_WHAT TO WORK ON_: Repeat all entries below exactly as shown.

Data entries
--------------------------------------------------

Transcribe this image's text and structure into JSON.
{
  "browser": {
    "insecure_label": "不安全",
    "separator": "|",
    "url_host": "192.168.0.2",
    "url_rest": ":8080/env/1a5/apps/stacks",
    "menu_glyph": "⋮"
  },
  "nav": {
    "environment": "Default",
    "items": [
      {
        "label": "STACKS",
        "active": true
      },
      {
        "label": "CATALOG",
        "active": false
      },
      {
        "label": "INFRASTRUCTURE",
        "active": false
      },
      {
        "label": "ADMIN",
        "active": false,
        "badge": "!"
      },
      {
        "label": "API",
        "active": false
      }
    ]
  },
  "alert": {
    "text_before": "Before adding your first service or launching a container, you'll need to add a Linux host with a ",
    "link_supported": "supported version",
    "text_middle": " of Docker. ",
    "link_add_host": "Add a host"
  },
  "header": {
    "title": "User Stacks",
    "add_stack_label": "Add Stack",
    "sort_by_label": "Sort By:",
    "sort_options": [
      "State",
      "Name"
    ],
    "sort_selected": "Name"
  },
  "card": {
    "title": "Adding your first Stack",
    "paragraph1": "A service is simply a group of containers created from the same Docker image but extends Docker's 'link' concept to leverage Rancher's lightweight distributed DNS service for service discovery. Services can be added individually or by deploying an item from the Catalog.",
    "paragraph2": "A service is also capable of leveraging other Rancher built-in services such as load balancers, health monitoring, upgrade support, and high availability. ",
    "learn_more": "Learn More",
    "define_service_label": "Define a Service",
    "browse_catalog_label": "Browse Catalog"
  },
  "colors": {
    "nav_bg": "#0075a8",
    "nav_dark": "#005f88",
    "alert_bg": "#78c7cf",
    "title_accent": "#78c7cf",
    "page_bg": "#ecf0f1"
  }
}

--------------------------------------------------

_EXPECTED OUTPUT_:
Transcribe this image's text and structure into JSON.
{
  "browser": {
    "insecure_label": "不安全",
    "separator": "|",
    "url_host": "192.168.0.2",
    "url_rest": ":8080/env/1a5/apps/stacks",
    "menu_glyph": "⋮"
  },
  "nav": {
    "environment": "Default",
    "items": [
      {
        "label": "STACKS",
        "active": true
      },
      {
        "label": "CATALOG",
        "active": false
      },
      {
        "label": "INFRASTRUCTURE",
        "active": false
      },
      {
        "label": "ADMIN",
        "active": false,
        "badge": "!"
      },
      {
        "label": "API",
        "active": false
      }
    ]
  },
  "alert": {
    "text_before": "Before adding your first service or launching a container, you'll need to add a Linux host with a ",
    "link_supported": "supported version",
    "text_middle": " of Docker. ",
    "link_add_host": "Add a host"
  },
  "header": {
    "title": "User Stacks",
    "add_stack_label": "Add Stack",
    "sort_by_label": "Sort By:",
    "sort_options": [
      "State",
      "Name"
    ],
    "sort_selected": "Name"
  },
  "card": {
    "title": "Adding your first Stack",
    "paragraph1": "A service is simply a group of containers created from the same Docker image but extends Docker's 'link' concept to leverage Rancher's lightweight distributed DNS service for service discovery. Services can be added individually or by deploying an item from the Catalog.",
    "paragraph2": "A service is also capable of leveraging other Rancher built-in services such as load balancers, health monitoring, upgrade support, and high availability. ",
    "learn_more": "Learn More",
    "define_service_label": "Define a Service",
    "browse_catalog_label": "Browse Catalog"
  },
  "colors": {
    "nav_bg": "#0075a8",
    "nav_dark": "#005f88",
    "alert_bg": "#78c7cf",
    "title_accent": "#78c7cf",
    "page_bg": "#ecf0f1"
  }
}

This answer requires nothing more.